[Records excerpted from a collection]
══════════════════════════════
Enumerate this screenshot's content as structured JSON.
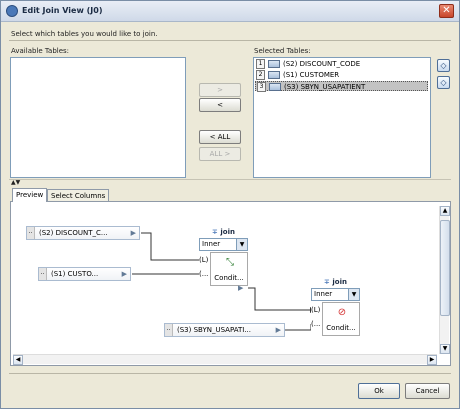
{
  "window": {
    "title": "Edit Join View (J0)",
    "close_glyph": "✕"
  },
  "instruction": "Select which tables you would like to join.",
  "available_tables": {
    "label": "Available Tables:",
    "items": []
  },
  "transfer_buttons": {
    "add": ">",
    "remove": "<",
    "remove_all": "< ALL",
    "add_all": "ALL >"
  },
  "selected_tables": {
    "label": "Selected Tables:",
    "items": [
      {
        "num": "1",
        "text": "(S2) DISCOUNT_CODE"
      },
      {
        "num": "2",
        "text": "(S1) CUSTOMER"
      },
      {
        "num": "3",
        "text": "(S3) SBYN_USAPATIENT"
      }
    ],
    "selected_index": 2
  },
  "order_buttons": {
    "up": "◇",
    "down": "◇"
  },
  "splitter_glyph": "▲▼",
  "tabs": {
    "preview": "Preview",
    "select_columns": "Select Columns",
    "active": "Preview"
  },
  "preview": {
    "sources": [
      {
        "dots": "..",
        "text": "(S2) DISCOUNT_C...",
        "arrow": "▶"
      },
      {
        "dots": "..",
        "text": "(S1) CUSTO...",
        "arrow": "▶"
      },
      {
        "dots": "..",
        "text": "(S3) SBYN_USAPATI...",
        "arrow": "▶"
      }
    ],
    "joins": [
      {
        "title": "join",
        "type": "Inner",
        "left_port": "(L)",
        "right_port": "(...",
        "icon": "⤡",
        "condition": "Condit...",
        "out_arrow": "▶"
      },
      {
        "title": "join",
        "type": "Inner",
        "left_port": "(L)",
        "right_port": "(...",
        "icon": "⊘",
        "condition": "Condit..."
      }
    ],
    "scroll": {
      "up": "▲",
      "down": "▼",
      "left": "◀",
      "right": "▶"
    }
  },
  "footer": {
    "ok": "Ok",
    "cancel": "Cancel"
  },
  "colors": {
    "dialog_bg": "#ece9d8",
    "selection": "#c3c3c3",
    "join_icon_green": "#2e7d32",
    "join_icon_red": "#d32f2f"
  }
}
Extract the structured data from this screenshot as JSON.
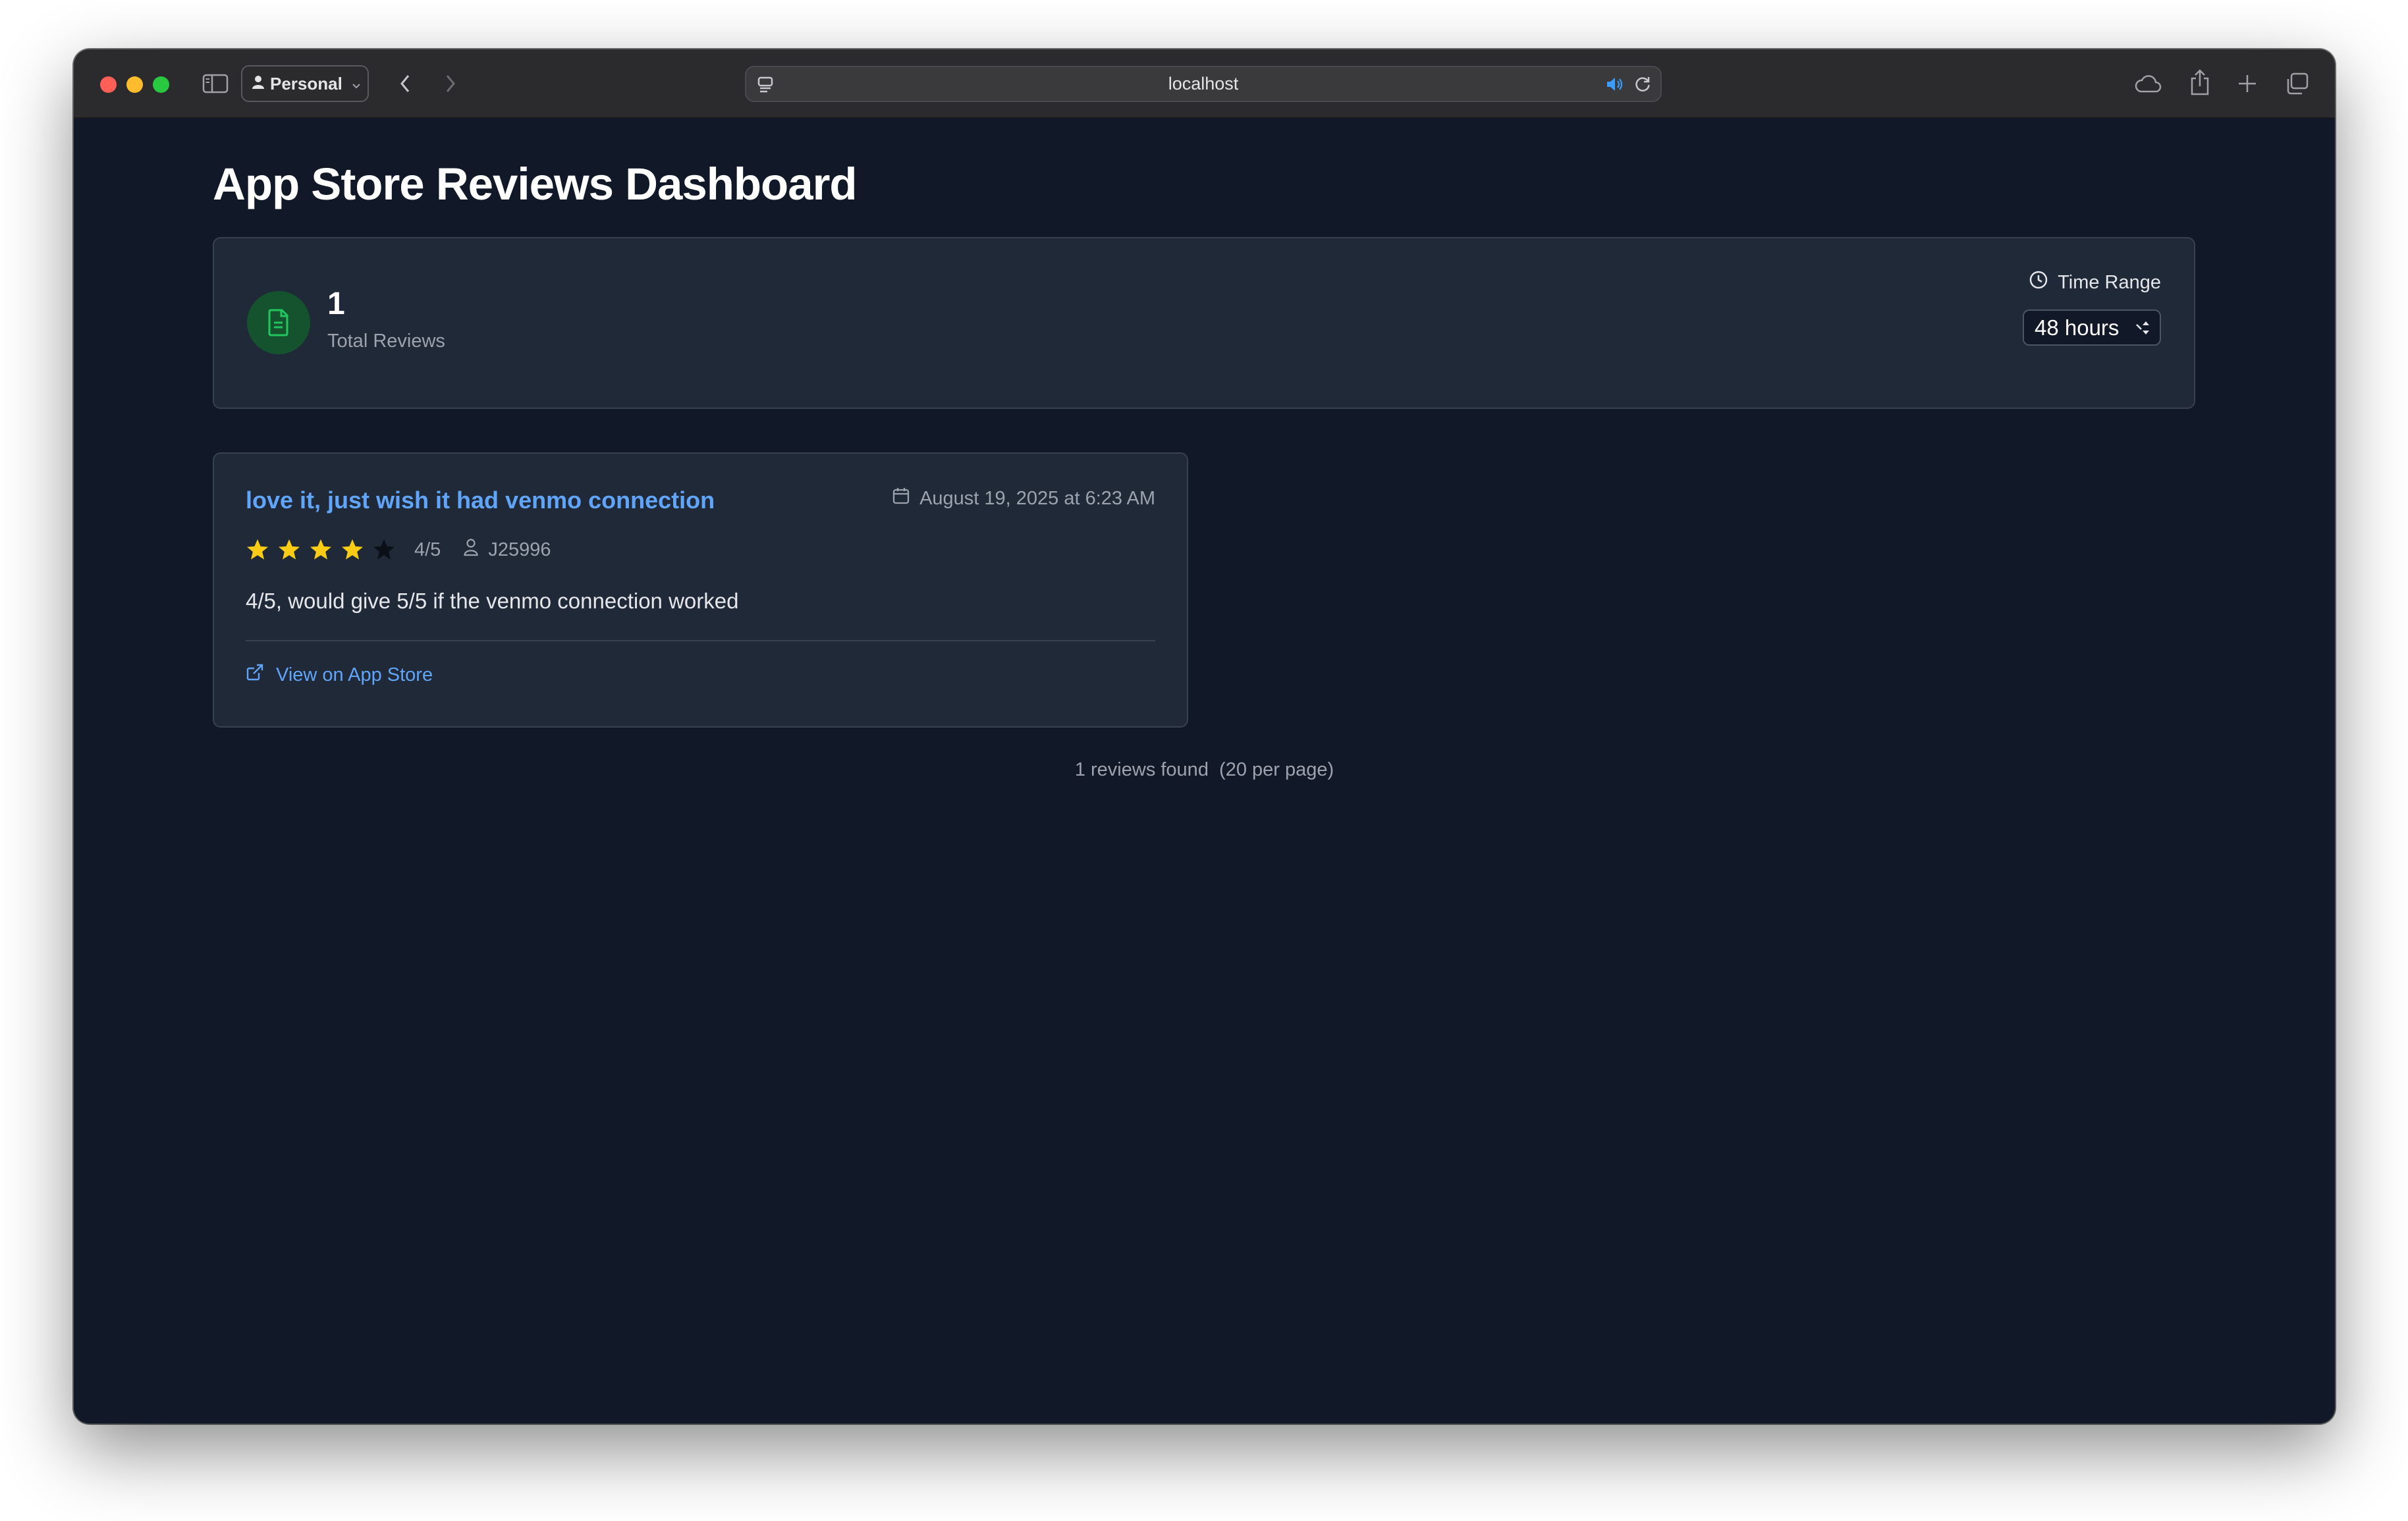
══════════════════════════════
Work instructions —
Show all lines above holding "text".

Reply to the task —
        "text": "(S2) DISCOUNT_CODE"
        "text": "(S1) CUSTOMER"
        "text": "(S3) SBYN_USAPATIENT"
        "text": "(S2) DISCOUNT_C...",
        "text": "(S1) CUSTO...",
        "text": "(S3) SBYN_USAPATI...",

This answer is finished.